This week, a year and half after the Lorain vote, people in neighboring Elyria found out who else would be affected by the Lorain vote. The Midway Mall in Elyria will have a dead Wal-Mart discount store by this summer when the Lorain superstore opens.
The 13.785 acre site in Elyria is already listed for sale by Wal-Mart Realty. The store is only 18 years old — but at 120,036 s.f. (the size of 2 football fields) it is not likely to move any time soon.
Making matters more difficult — there is an empty Dillard’s department store (which was killed by competitors like Wal-Mart) in the same mall, an empty Michael’s craft store nearby, as well as a nearby dead Circuit City.
“We’ll have another big-box building that’s empty,” Elyria City Council President Forrest Bullocks, told the Chronicle-Telegram. “For that reason, I hate to see it close, but I’m not surprised because I knew it was just a matter of time once the Wal-Mart on the city’s southeast side opened, and Wal-Mart decided not to build that new store on Griswold Road.”

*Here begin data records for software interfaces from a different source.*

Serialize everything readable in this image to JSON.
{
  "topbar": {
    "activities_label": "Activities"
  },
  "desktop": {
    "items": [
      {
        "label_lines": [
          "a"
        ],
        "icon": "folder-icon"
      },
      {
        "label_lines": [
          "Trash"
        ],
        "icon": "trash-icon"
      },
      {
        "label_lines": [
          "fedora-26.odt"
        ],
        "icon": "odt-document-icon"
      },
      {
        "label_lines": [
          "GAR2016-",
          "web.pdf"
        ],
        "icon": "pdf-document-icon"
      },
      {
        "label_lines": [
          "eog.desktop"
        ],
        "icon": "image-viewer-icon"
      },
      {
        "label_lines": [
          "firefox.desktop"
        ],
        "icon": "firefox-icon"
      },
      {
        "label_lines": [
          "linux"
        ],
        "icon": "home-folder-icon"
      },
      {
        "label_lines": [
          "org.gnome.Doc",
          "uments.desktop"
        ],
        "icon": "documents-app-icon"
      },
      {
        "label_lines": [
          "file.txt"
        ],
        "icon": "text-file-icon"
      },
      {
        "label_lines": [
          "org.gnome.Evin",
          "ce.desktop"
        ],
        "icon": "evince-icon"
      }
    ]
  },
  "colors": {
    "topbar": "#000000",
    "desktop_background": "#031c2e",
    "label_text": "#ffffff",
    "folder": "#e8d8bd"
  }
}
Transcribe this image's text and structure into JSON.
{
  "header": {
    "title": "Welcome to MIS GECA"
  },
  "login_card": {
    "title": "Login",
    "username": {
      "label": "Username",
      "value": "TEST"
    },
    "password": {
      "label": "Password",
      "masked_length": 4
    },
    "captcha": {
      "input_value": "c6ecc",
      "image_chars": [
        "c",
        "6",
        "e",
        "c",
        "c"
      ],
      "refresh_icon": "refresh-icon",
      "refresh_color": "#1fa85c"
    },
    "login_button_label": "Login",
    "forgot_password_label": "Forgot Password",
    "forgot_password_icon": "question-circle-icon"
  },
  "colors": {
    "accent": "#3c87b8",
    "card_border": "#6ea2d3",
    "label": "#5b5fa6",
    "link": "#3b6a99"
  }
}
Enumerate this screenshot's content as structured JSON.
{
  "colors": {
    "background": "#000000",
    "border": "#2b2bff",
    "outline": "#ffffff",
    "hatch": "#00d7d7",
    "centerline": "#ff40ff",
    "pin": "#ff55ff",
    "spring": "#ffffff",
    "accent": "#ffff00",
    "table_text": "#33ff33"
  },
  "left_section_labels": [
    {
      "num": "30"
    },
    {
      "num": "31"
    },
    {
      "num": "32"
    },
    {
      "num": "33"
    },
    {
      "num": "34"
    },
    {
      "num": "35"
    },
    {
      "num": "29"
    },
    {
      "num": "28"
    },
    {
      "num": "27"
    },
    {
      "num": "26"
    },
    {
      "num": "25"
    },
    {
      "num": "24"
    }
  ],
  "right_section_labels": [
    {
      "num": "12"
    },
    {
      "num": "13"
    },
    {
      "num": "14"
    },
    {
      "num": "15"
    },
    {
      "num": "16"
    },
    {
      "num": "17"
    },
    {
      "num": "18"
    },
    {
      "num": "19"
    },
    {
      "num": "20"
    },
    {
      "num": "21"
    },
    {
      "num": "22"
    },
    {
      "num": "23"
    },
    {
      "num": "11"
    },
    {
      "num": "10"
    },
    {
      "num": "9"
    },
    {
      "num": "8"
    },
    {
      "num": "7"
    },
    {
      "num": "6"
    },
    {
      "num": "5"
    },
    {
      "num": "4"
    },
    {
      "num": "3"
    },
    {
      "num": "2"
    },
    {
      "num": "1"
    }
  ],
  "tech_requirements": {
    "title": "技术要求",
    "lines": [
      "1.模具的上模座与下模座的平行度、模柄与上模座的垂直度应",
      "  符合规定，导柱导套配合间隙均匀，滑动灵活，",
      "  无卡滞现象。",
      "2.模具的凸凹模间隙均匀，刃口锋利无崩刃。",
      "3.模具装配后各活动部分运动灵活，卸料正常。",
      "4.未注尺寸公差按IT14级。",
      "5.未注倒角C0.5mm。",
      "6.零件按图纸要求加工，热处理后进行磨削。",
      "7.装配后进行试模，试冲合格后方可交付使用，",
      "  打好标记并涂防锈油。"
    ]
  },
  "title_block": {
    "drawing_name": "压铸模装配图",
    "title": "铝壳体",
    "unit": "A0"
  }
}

Elyria already has a Wal-Mart supercenter on Chestnut Commons Drive a couple of miles from the Midway Mall. Less than two years ago, Wal-Mart dropped plans to build a second superstore in Elyria.

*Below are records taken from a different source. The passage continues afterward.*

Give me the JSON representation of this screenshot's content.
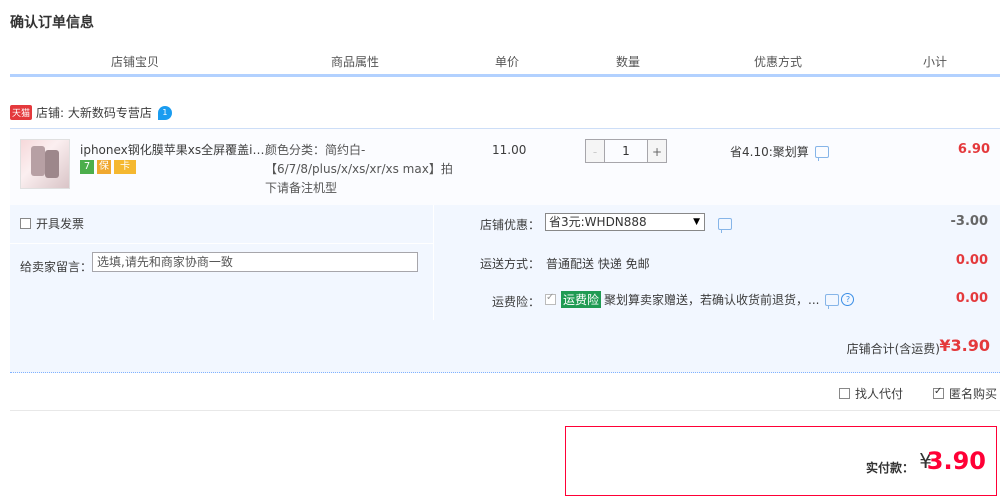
{
  "page_title": "确认订单信息",
  "columns": [
    "店铺宝贝",
    "商品属性",
    "单价",
    "数量",
    "优惠方式",
    "小计"
  ],
  "shop": {
    "badge": "天猫",
    "label": "店铺: 大新数码专营店",
    "ww_badge": "1"
  },
  "item": {
    "title": "iphonex钢化膜苹果xs全屏覆盖iP...",
    "service_icons": [
      "7",
      "保",
      "卡"
    ],
    "sku": "颜色分类：简约白-【6/7/8/plus/x/xs/xr/xs max】拍下请备注机型",
    "unit_price": "11.00",
    "qty_minus": "-",
    "quantity": "1",
    "qty_plus": "+",
    "discount": "省4.10:聚划算",
    "subtotal": "6.90"
  },
  "options": {
    "invoice_label": "开具发票",
    "message_label": "给卖家留言：",
    "message_placeholder": "选填,请先和商家协商一致",
    "coupon_label": "店铺优惠：",
    "coupon_selected": "省3元:WHDN888",
    "coupon_value": "-3.00",
    "shipping_label": "运送方式：",
    "shipping_value": "普通配送 快递 免邮",
    "shipping_fee": "0.00",
    "insurance_label": "运费险：",
    "insurance_tag": "运费险",
    "insurance_text": "聚划算卖家赠送，若确认收货前退货，...",
    "insurance_fee": "0.00"
  },
  "shop_total": {
    "label": "店铺合计(含运费)",
    "value": "¥3.90"
  },
  "extras": {
    "proxy_pay": "找人代付",
    "anonymous": "匿名购买"
  },
  "payment": {
    "label": "实付款：",
    "currency": "¥",
    "value": "3.90"
  },
  "colors": {
    "accent_red": "#e4393c",
    "pay_red": "#ff0036",
    "header_line": "#b2d1ff",
    "panel_bg": "#f2f7ff"
  }
}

Elyria Mayor Bill Grace is trying to put the best face on the proliferation of ‘ghost boxes’ in his community. He claims the lost sales from the closed Wal-Mart will just be shifted to the city’s Target store or the other Wal-Mart supercenter. But now the Mayor has a large mall that is dying on his watch.

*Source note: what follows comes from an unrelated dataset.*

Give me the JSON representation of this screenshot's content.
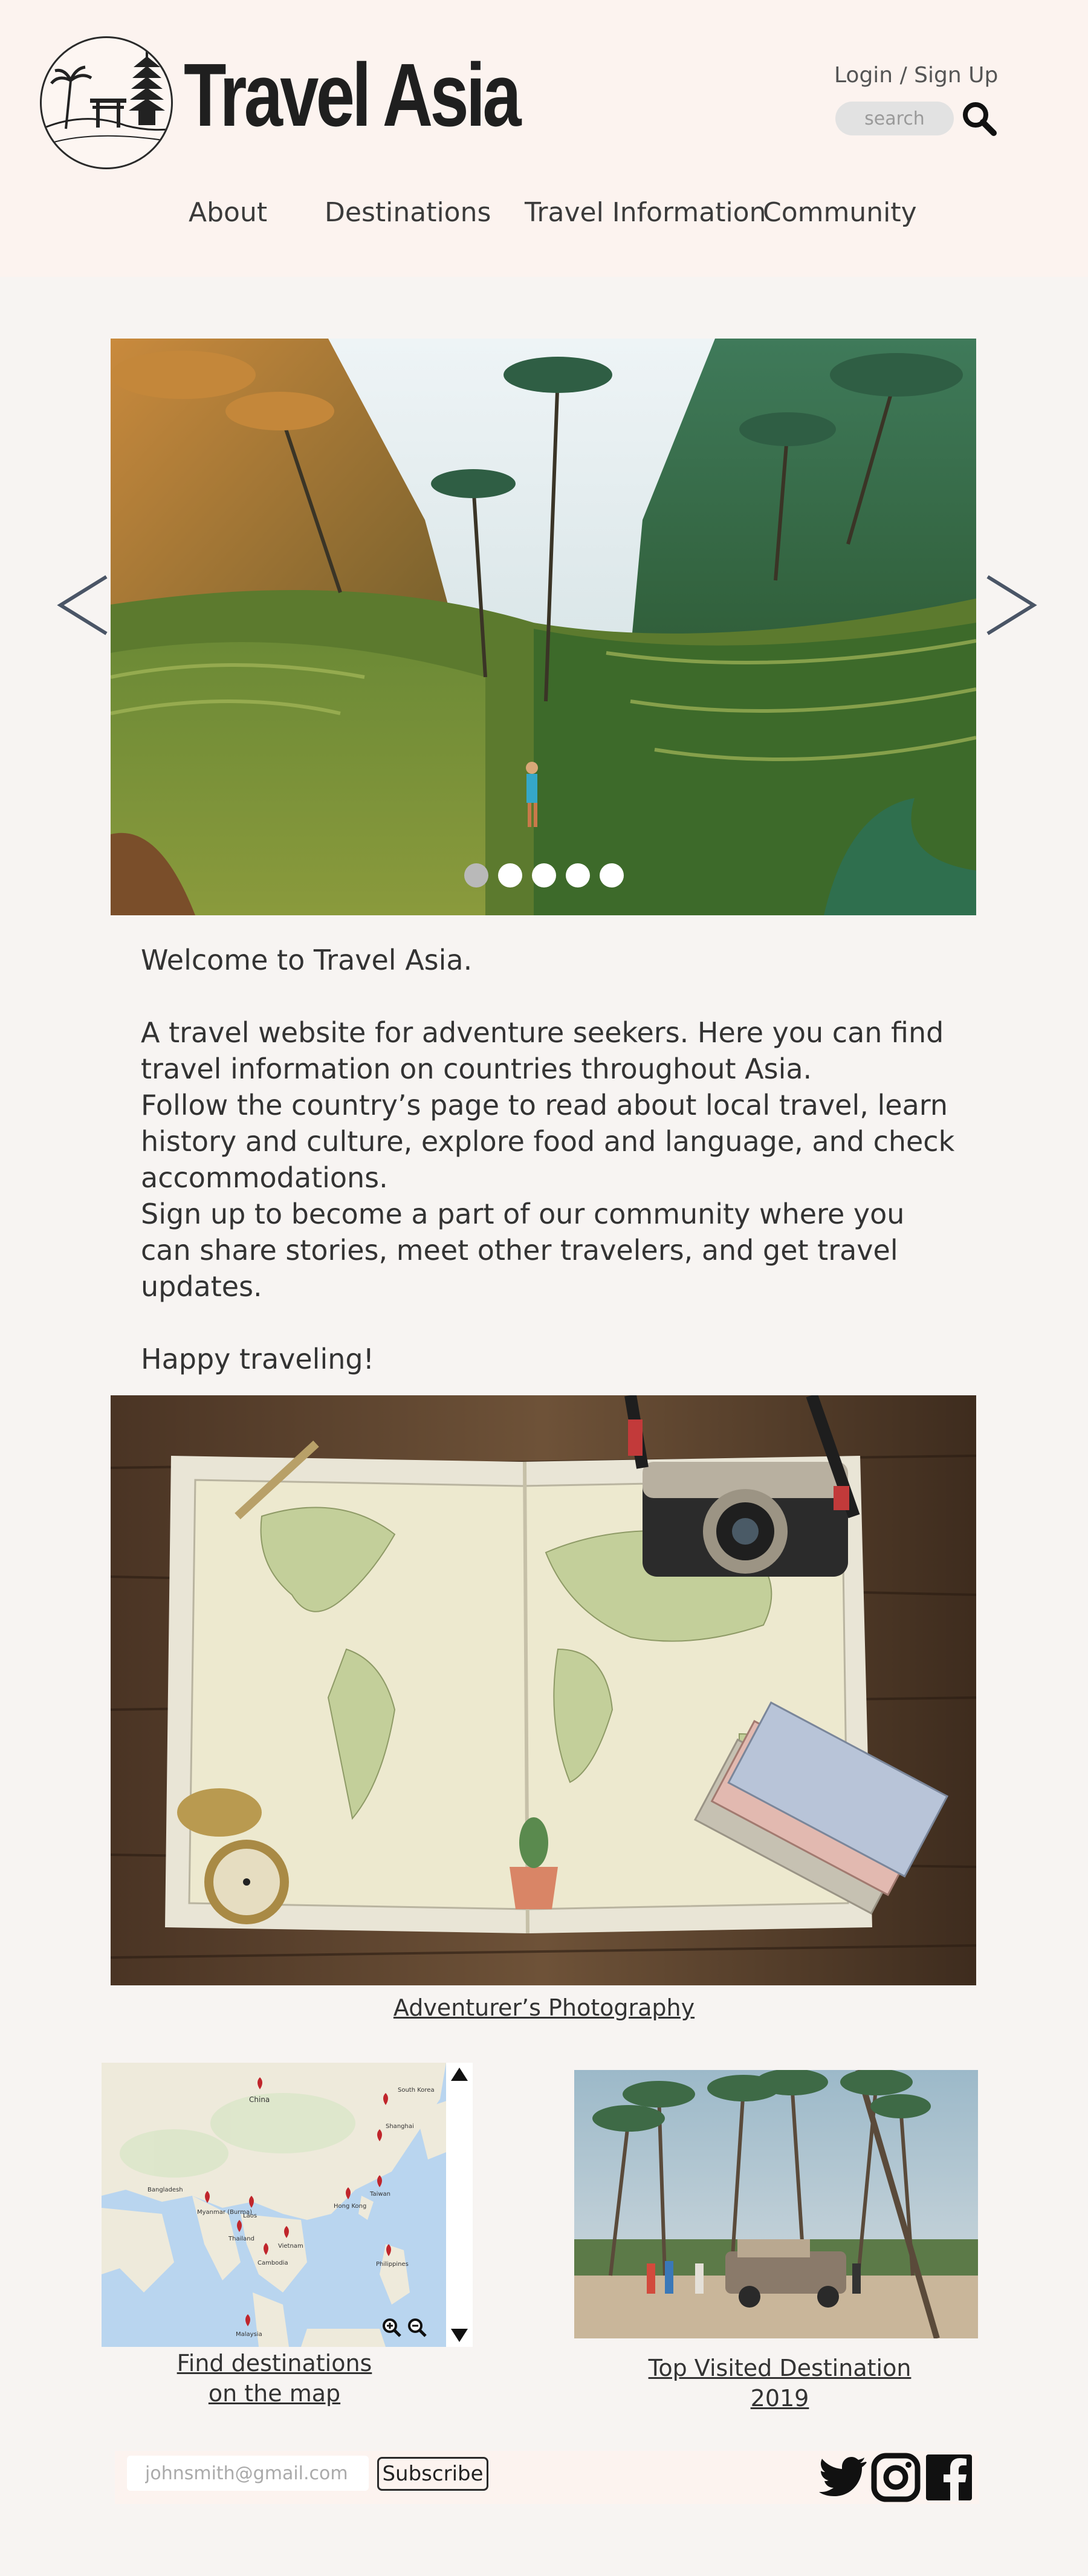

“The effects will be relatively minor,” the Mayor told the Telegram. “Many of the businesses in and around the mall are doing relatively well. But we must keep in mind the retail economy will stay pretty stagnant or produce minimal new retail construction for at least the next five years. Locations that have space available for lease will see business before new retail locations are built elsewhere in the county.” An interesting theory — but one that Wal-Mart has just proven false.
One of the area’s newspapers, The Morning Journal, has also tried to put a good spin on this corporate leap-frogging.
The Journal mistakenly concluded that “Wal-Mart is bring several hundred jobs to Lorain.” Actually, almost every job is coming from Elyria — so the net change will be negligible. That’s because more jobs will be lost at area grocery stores. The employment bottom line will be a zero sum game for both Elyria and Lorain.
Elyria is clearly losing $100,000 in tax revenue from Wal-Mart. This makes Elyria the latest city to join the growing list of “communities that Wal-Mart killed twice” — once on the way in, and once on the way out.
Elyria is already talking about offering tax subsidies to anyone who moves to the Midway Mall. Maybe the offer of welfare will attract more national chain stores.
Readers are urged to call Elyria City Council President Forrest Bullocks at (440) 322-7370 with the following message: “Dear President Bullocks, Wal-Mart now has 12 dead stores in Ohio, counting the Elyria store in the Midway Mall, which is now listed for sale by Wal-Mart Realty.
The city should consider passing a surety bond ordinance that requires any retailer with a store greater than 100,000 s.f. leasable area to demolish their building if it sits for more than 12 months without an active retail use. A number of communities are taking this defensive action to spare their taxpayers of the cost of demolition years later.
Clearly Elyria and Lorain should be doing some regional land use planning, because currently these big chain stores are playing one city off the other — and squandering land in the process. Dead malls are not just a waste product of the free market system — they represent mindless sprawl and poor use of a limited natural resource.
I urge you to stop saying Yes to all these redundant stores, and instead come up with a land use plan that limits the size of big box stores, which amounts to nothing more than an elaborate game of musical chairs.
Elyria and Lorain will see no new jobs from all this leap frog development.”